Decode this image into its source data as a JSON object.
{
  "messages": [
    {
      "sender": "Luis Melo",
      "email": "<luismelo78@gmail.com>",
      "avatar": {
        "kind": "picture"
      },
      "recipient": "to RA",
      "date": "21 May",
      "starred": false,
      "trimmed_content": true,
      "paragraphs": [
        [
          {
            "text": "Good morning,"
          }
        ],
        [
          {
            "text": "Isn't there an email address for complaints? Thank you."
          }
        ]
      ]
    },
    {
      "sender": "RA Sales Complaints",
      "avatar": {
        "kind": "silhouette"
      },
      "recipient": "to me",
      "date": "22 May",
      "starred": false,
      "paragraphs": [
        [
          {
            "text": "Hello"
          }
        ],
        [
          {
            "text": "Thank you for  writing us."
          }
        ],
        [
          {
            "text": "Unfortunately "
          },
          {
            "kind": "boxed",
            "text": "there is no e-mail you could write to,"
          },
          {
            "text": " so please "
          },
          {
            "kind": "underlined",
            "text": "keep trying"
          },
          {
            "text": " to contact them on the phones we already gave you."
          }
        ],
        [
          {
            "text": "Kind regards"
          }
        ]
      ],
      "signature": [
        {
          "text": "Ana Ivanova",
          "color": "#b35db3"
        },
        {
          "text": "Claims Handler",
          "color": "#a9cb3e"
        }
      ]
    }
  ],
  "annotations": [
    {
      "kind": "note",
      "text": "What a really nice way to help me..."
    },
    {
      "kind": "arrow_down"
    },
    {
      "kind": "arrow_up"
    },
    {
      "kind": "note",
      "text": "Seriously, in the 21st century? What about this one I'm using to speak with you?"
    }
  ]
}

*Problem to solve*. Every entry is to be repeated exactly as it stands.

*Your response*.
Decode this image into its source data as a JSON object.
{
  "messages": [
    {
      "sender": "Luis Melo",
      "email": "<luismelo78@gmail.com>",
      "avatar": {
        "kind": "picture"
      },
      "recipient": "to RA",
      "date": "21 May",
      "starred": false,
      "trimmed_content": true,
      "paragraphs": [
        [
          {
            "text": "Good morning,"
          }
        ],
        [
          {
            "text": "Isn't there an email address for complaints? Thank you."
          }
        ]
      ]
    },
    {
      "sender": "RA Sales Complaints",
      "avatar": {
        "kind": "silhouette"
      },
      "recipient": "to me",
      "date": "22 May",
      "starred": false,
      "paragraphs": [
        [
          {
            "text": "Hello"
          }
        ],
        [
          {
            "text": "Thank you for  writing us."
          }
        ],
        [
          {
            "text": "Unfortunately "
          },
          {
            "kind": "boxed",
            "text": "there is no e-mail you could write to,"
          },
          {
            "text": " so please "
          },
          {
            "kind": "underlined",
            "text": "keep trying"
          },
          {
            "text": " to contact them on the phones we already gave you."
          }
        ],
        [
          {
            "text": "Kind regards"
          }
        ]
      ],
      "signature": [
        {
          "text": "Ana Ivanova",
          "color": "#b35db3"
        },
        {
          "text": "Claims Handler",
          "color": "#a9cb3e"
        }
      ]
    }
  ],
  "annotations": [
    {
      "kind": "note",
      "text": "What a really nice way to help me..."
    },
    {
      "kind": "arrow_down"
    },
    {
      "kind": "arrow_up"
    },
    {
      "kind": "note",
      "text": "Seriously, in the 21st century? What about this one I'm using to speak with you?"
    }
  ]
}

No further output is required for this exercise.